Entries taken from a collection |
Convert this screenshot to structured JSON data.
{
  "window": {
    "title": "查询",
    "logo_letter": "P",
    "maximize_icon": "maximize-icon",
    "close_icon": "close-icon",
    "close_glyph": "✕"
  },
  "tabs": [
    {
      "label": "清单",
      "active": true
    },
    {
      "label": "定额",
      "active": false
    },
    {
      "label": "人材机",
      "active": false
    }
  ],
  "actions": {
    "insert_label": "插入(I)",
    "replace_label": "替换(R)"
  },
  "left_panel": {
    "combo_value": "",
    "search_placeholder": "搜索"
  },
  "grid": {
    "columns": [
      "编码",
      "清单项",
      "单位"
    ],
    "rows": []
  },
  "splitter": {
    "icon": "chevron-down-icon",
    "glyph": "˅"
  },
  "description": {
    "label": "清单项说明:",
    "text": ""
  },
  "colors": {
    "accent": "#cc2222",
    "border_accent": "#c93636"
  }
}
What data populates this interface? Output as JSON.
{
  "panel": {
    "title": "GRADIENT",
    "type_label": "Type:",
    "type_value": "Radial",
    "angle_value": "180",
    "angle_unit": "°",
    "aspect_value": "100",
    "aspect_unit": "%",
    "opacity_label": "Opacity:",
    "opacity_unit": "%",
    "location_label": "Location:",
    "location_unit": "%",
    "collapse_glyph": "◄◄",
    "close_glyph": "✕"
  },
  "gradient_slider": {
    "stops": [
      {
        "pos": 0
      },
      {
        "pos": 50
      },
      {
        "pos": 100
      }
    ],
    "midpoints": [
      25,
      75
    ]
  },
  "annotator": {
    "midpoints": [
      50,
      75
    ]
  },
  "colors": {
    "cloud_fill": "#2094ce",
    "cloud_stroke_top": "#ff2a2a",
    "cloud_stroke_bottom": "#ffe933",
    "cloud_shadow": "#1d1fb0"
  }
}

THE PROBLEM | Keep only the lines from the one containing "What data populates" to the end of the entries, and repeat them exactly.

ANSWER FOR THIS EXERCISE |
What data populates this interface? Output as JSON.
{
  "panel": {
    "title": "GRADIENT",
    "type_label": "Type:",
    "type_value": "Radial",
    "angle_value": "180",
    "angle_unit": "°",
    "aspect_value": "100",
    "aspect_unit": "%",
    "opacity_label": "Opacity:",
    "opacity_unit": "%",
    "location_label": "Location:",
    "location_unit": "%",
    "collapse_glyph": "◄◄",
    "close_glyph": "✕"
  },
  "gradient_slider": {
    "stops": [
      {
        "pos": 0
      },
      {
        "pos": 50
      },
      {
        "pos": 100
      }
    ],
    "midpoints": [
      25,
      75
    ]
  },
  "annotator": {
    "midpoints": [
      50,
      75
    ]
  },
  "colors": {
    "cloud_fill": "#2094ce",
    "cloud_stroke_top": "#ff2a2a",
    "cloud_stroke_bottom": "#ffe933",
    "cloud_shadow": "#1d1fb0"
  }
}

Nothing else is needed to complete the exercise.